▶ Exercise:
Answer with a single number: the count of lines below that hold "goal".

▶ Available data:
Segment Open
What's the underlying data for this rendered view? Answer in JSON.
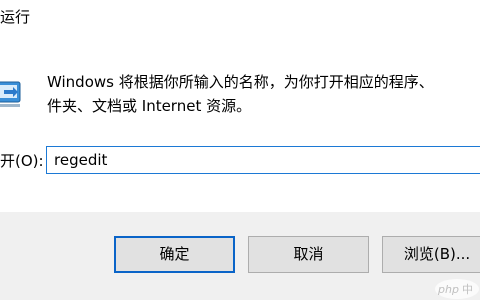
{
  "window": {
    "title": "运行"
  },
  "dialog": {
    "description": "Windows 将根据你所输入的名称，为你打开相应的程序、\n件夹、文档或 Internet 资源。",
    "open_label": "开(O):",
    "input_value": "regedit"
  },
  "buttons": {
    "ok_label": "确定",
    "cancel_label": "取消",
    "browse_label": "浏览(B)..."
  },
  "watermark": {
    "text": "php中"
  },
  "icons": {
    "run": "run-dialog-icon"
  },
  "colors": {
    "focus_border": "#1c79d5",
    "default_button_border": "#0a64c8",
    "footer_bg": "#f0f0f0"
  }
}
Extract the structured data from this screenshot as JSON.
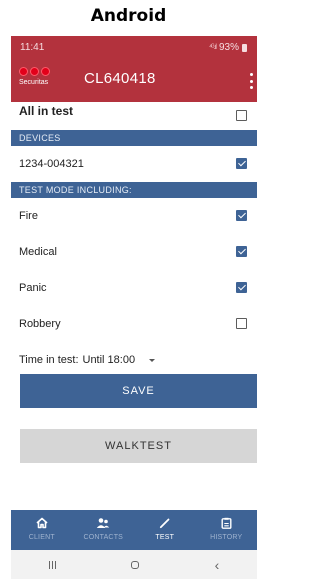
{
  "caption": "Android",
  "status_bar": {
    "time": "11:41",
    "signal": "⁴ᴳ.ıl",
    "battery": "93%"
  },
  "app_bar": {
    "logo_text": "Securitas",
    "title": "CL640418"
  },
  "all_in_test": {
    "label": "All in test",
    "checked": false
  },
  "devices": {
    "header": "DEVICES",
    "items": [
      {
        "label": "1234-004321",
        "checked": true
      }
    ]
  },
  "test_mode": {
    "header": "TEST MODE INCLUDING:",
    "items": [
      {
        "label": "Fire",
        "checked": true
      },
      {
        "label": "Medical",
        "checked": true
      },
      {
        "label": "Panic",
        "checked": true
      },
      {
        "label": "Robbery",
        "checked": false
      }
    ]
  },
  "time_in_test": {
    "label": "Time in test:",
    "value": "Until 18:00"
  },
  "buttons": {
    "save": "SAVE",
    "walktest": "WALKTEST"
  },
  "bottom_nav": [
    {
      "label": "CLIENT",
      "icon": "home-icon",
      "active": false
    },
    {
      "label": "CONTACTS",
      "icon": "contacts-icon",
      "active": false
    },
    {
      "label": "TEST",
      "icon": "test-icon",
      "active": true
    },
    {
      "label": "HISTORY",
      "icon": "history-icon",
      "active": false
    }
  ],
  "colors": {
    "brand_red": "#b3323d",
    "accent_blue": "#3e6395",
    "button_gray": "#d6d6d6"
  }
}
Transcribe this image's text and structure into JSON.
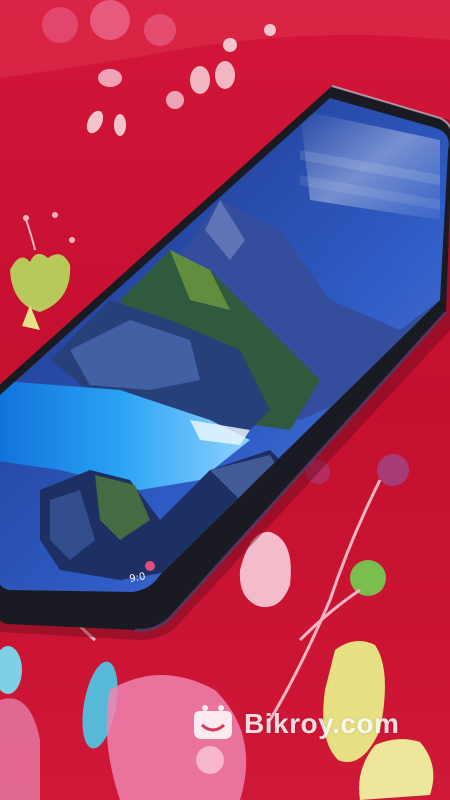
{
  "watermark": {
    "text": "Bikroy.com"
  },
  "phone": {
    "status_text": "9:0"
  },
  "colors": {
    "fabric": "#c8102e",
    "phone_frame": "#1a1a22",
    "sky": "#2a4fb8",
    "water": "#1f8de8",
    "rock": "#28407a"
  },
  "icons": [
    "bikroy-logo-icon"
  ]
}
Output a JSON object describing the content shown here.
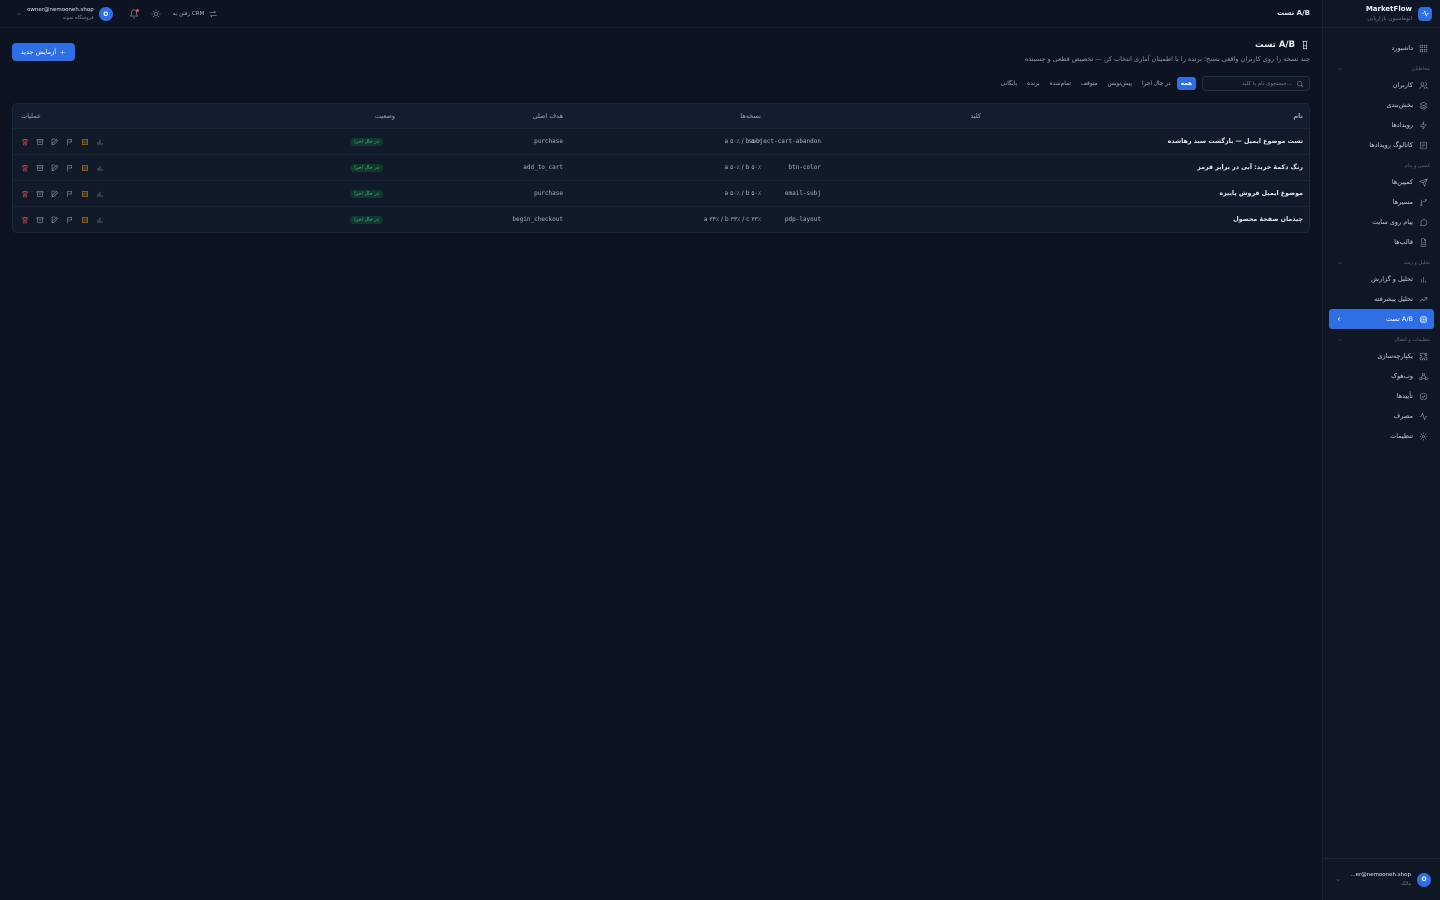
{
  "brand": {
    "name": "MarketFlow",
    "subtitle": "اتوماسیون بازاریابی"
  },
  "sidebar": {
    "top_item": {
      "label": "داشبورد",
      "icon": "dashboard-icon"
    },
    "sections": [
      {
        "title": "مخاطبان",
        "items": [
          {
            "label": "کاربران",
            "icon": "users-icon"
          },
          {
            "label": "بخش‌بندی",
            "icon": "layers-icon"
          },
          {
            "label": "رویدادها",
            "icon": "bolt-icon"
          },
          {
            "label": "کاتالوگ رویدادها",
            "icon": "catalog-icon"
          }
        ]
      },
      {
        "title": "کمپین و پیام",
        "items": [
          {
            "label": "کمپین‌ها",
            "icon": "send-icon"
          },
          {
            "label": "مسیرها",
            "icon": "branch-icon"
          },
          {
            "label": "پیام روی سایت",
            "icon": "message-icon"
          },
          {
            "label": "قالب‌ها",
            "icon": "file-icon"
          }
        ]
      },
      {
        "title": "تحلیل و رشد",
        "items": [
          {
            "label": "تحلیل و گزارش",
            "icon": "bar-chart-icon"
          },
          {
            "label": "تحلیل پیشرفته",
            "icon": "trend-icon"
          },
          {
            "label": "تست A/B",
            "icon": "target-icon",
            "active": true
          }
        ]
      },
      {
        "title": "تنظیمات و اتصال",
        "items": [
          {
            "label": "یکپارچه‌سازی",
            "icon": "puzzle-icon"
          },
          {
            "label": "وب‌هوک",
            "icon": "webhook-icon"
          },
          {
            "label": "تأییدها",
            "icon": "check-circle-icon"
          },
          {
            "label": "مصرف",
            "icon": "activity-icon"
          },
          {
            "label": "تنظیمات",
            "icon": "gear-icon"
          }
        ]
      }
    ],
    "user": {
      "avatar": "O",
      "email": "...er@nemooneh.shop",
      "role": "مالک"
    }
  },
  "topbar": {
    "breadcrumb": "تست A/B",
    "crm_link": "رفتن به CRM",
    "account": {
      "avatar": "O",
      "email": "owner@nemooneh.shop",
      "store": "فروشگاه نمونه"
    }
  },
  "page": {
    "title": "تست A/B",
    "subtitle": "چند نسخه را روی کاربران واقعی بسنج؛ برنده را با اطمینان آماری انتخاب کن — تخصیص قطعی و چسبنده",
    "new_button": "آزمایش جدید",
    "search_placeholder": "جستجوی نام یا کلید...",
    "filters": [
      {
        "label": "همه",
        "active": true
      },
      {
        "label": "در حال اجرا"
      },
      {
        "label": "پیش‌نویس"
      },
      {
        "label": "متوقف"
      },
      {
        "label": "تمام‌شده"
      },
      {
        "label": "برنده"
      },
      {
        "label": "بایگانی"
      }
    ]
  },
  "table": {
    "columns": {
      "name": "نام",
      "key": "کلید",
      "variants": "نسخه‌ها",
      "goal": "هدف اصلی",
      "status": "وضعیت",
      "actions": "عملیات"
    },
    "rows": [
      {
        "name": "تست موضوع ایمیل — بازگشت سبد رهاشده",
        "key": "subject-cart-abandon",
        "variants": "a ۵۰٪ / b ۵۰٪",
        "goal": "purchase",
        "status": "در حال اجرا"
      },
      {
        "name": "رنگ دکمهٔ خرید: آبی در برابر قرمز",
        "key": "btn-color",
        "variants": "a ۵۰٪ / b ۵۰٪",
        "goal": "add_to_cart",
        "status": "در حال اجرا"
      },
      {
        "name": "موضوع ایمیل فروش پاییزه",
        "key": "email-subj",
        "variants": "a ۵۰٪ / b ۵۰٪",
        "goal": "purchase",
        "status": "در حال اجرا"
      },
      {
        "name": "چیدمان صفحهٔ محصول",
        "key": "pdp-layout",
        "variants": "a ۳۴٪ / b ۳۳٪ / c ۳۳٪",
        "goal": "begin_checkout",
        "status": "در حال اجرا"
      }
    ]
  },
  "colors": {
    "accent": "#2f6fe6",
    "running_badge": "#34c28a",
    "stop": "#f59e0b",
    "delete": "#f05252",
    "background": "#0d1320"
  }
}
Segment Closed
▶ Written solution:
5